What is expected: Lines with the word "FTime" are the ones wanted. Copy each of them from the entries below.

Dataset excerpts
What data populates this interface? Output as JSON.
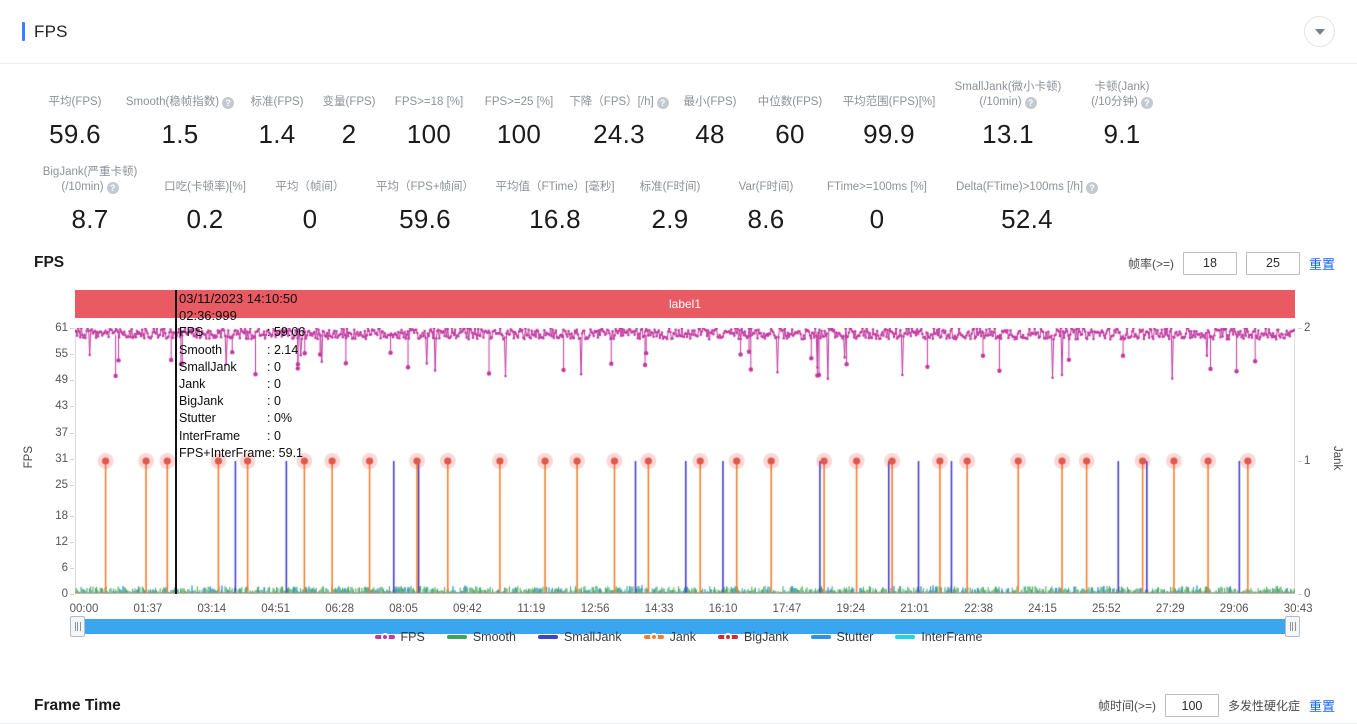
{
  "header": {
    "title": "FPS",
    "collapse_icon": "chevron-down-icon"
  },
  "stats": {
    "row1": [
      {
        "label_lines": [
          "平均(FPS)"
        ],
        "help": false,
        "value": "59.6"
      },
      {
        "label_lines": [
          "Smooth(稳帧指数)"
        ],
        "help": true,
        "value": "1.5"
      },
      {
        "label_lines": [
          "标准(FPS)"
        ],
        "help": false,
        "value": "1.4"
      },
      {
        "label_lines": [
          "变量(FPS)"
        ],
        "help": false,
        "value": "2"
      },
      {
        "label_lines": [
          "FPS>=18 [%]"
        ],
        "help": false,
        "value": "100"
      },
      {
        "label_lines": [
          "FPS>=25 [%]"
        ],
        "help": false,
        "value": "100"
      },
      {
        "label_lines": [
          "下降（FPS）[/h]"
        ],
        "help": true,
        "value": "24.3"
      },
      {
        "label_lines": [
          "最小(FPS)"
        ],
        "help": false,
        "value": "48"
      },
      {
        "label_lines": [
          "中位数(FPS)"
        ],
        "help": false,
        "value": "60"
      },
      {
        "label_lines": [
          "平均范围(FPS)[%]"
        ],
        "help": false,
        "value": "99.9"
      },
      {
        "label_lines": [
          "SmallJank(微小卡顿)",
          "(/10min)"
        ],
        "help": true,
        "value": "13.1"
      },
      {
        "label_lines": [
          "卡顿(Jank)",
          "(/10分钟)"
        ],
        "help": true,
        "value": "9.1"
      }
    ],
    "row2": [
      {
        "label_lines": [
          "BigJank(严重卡顿)",
          "(/10min)"
        ],
        "help": true,
        "value": "8.7"
      },
      {
        "label_lines": [
          "口吃(卡顿率)[%]"
        ],
        "help": false,
        "value": "0.2"
      },
      {
        "label_lines": [
          "平均（帧间）"
        ],
        "help": false,
        "value": "0"
      },
      {
        "label_lines": [
          "平均（FPS+帧间）"
        ],
        "help": false,
        "value": "59.6"
      },
      {
        "label_lines": [
          "平均值（FTime）[毫秒]"
        ],
        "help": false,
        "value": "16.8"
      },
      {
        "label_lines": [
          "标准(F时间)"
        ],
        "help": false,
        "value": "2.9"
      },
      {
        "label_lines": [
          "Var(F时间)"
        ],
        "help": false,
        "value": "8.6"
      },
      {
        "label_lines": [
          "FTime>=100ms [%]"
        ],
        "help": false,
        "value": "0"
      },
      {
        "label_lines": [
          "Delta(FTime)>100ms [/h]"
        ],
        "help": true,
        "value": "52.4"
      }
    ]
  },
  "fps_chart": {
    "section_title": "FPS",
    "filter_label": "帧率(>=)",
    "filter_value_1": "18",
    "filter_value_2": "25",
    "reset_label": "重置",
    "band_label": "label1",
    "tooltip": {
      "datetime": "03/11/2023 14:10:50",
      "elapsed": "02:36:999",
      "rows": [
        {
          "key": "FPS",
          "value": "59.06"
        },
        {
          "key": "Smooth",
          "value": "2.14"
        },
        {
          "key": "SmallJank",
          "value": "0"
        },
        {
          "key": "Jank",
          "value": "0"
        },
        {
          "key": "BigJank",
          "value": "0"
        },
        {
          "key": "Stutter",
          "value": "0%"
        },
        {
          "key": "InterFrame",
          "value": "0"
        }
      ],
      "last_row": "FPS+InterFrame: 59.1"
    },
    "legend": [
      {
        "name": "FPS",
        "color": "#c0399f",
        "style": "dot"
      },
      {
        "name": "Smooth",
        "color": "#3da35d",
        "style": "line"
      },
      {
        "name": "SmallJank",
        "color": "#4241c9",
        "style": "line"
      },
      {
        "name": "Jank",
        "color": "#f08030",
        "style": "dot"
      },
      {
        "name": "BigJank",
        "color": "#d12b2b",
        "style": "dot"
      },
      {
        "name": "Stutter",
        "color": "#2e93e8",
        "style": "line"
      },
      {
        "name": "InterFrame",
        "color": "#21d3e8",
        "style": "line"
      }
    ]
  },
  "frame_time": {
    "section_title": "Frame Time",
    "filter_label": "帧时间(>=)",
    "filter_value": "100",
    "ms_label": "多发性硬化症",
    "reset_label": "重置"
  },
  "chart_data": {
    "type": "line",
    "title": "FPS",
    "xlabel": "",
    "ylabel": "FPS",
    "y2label": "Jank",
    "ylim": [
      0,
      61
    ],
    "y2lim": [
      0,
      2
    ],
    "grid": false,
    "legend_position": "bottom",
    "yticks": [
      0,
      6,
      12,
      18,
      25,
      31,
      37,
      43,
      49,
      55,
      61
    ],
    "y2ticks": [
      0,
      1,
      2
    ],
    "xticks": [
      "00:00",
      "01:37",
      "03:14",
      "04:51",
      "06:28",
      "08:05",
      "09:42",
      "11:19",
      "12:56",
      "14:33",
      "16:10",
      "17:47",
      "19:24",
      "21:01",
      "22:38",
      "24:15",
      "25:52",
      "27:29",
      "29:06",
      "30:43"
    ],
    "annotation": {
      "marker_time": "02:36:999",
      "marker_datetime": "03/11/2023 14:10:50",
      "FPS": 59.06,
      "Smooth": 2.14,
      "SmallJank": 0,
      "Jank": 0,
      "BigJank": 0,
      "Stutter": "0%",
      "InterFrame": 0,
      "FPS_plus_InterFrame": 59.1
    },
    "series": [
      {
        "name": "FPS",
        "color": "#c0399f",
        "mean": 59.6,
        "min": 48,
        "median": 60
      },
      {
        "name": "Smooth",
        "color": "#3da35d",
        "mean": 1.5
      },
      {
        "name": "SmallJank",
        "color": "#4241c9",
        "rate_per_10min": 13.1
      },
      {
        "name": "Jank",
        "color": "#f08030",
        "rate_per_10min": 9.1
      },
      {
        "name": "BigJank",
        "color": "#d12b2b",
        "rate_per_10min": 8.7
      },
      {
        "name": "Stutter",
        "color": "#2e93e8",
        "percent": 0.2
      },
      {
        "name": "InterFrame",
        "color": "#21d3e8",
        "mean": 0
      }
    ]
  }
}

Response:
          "平均值（FTime）[毫秒]"
          "FTime>=100ms [%]"
          "Delta(FTime)>100ms [/h]"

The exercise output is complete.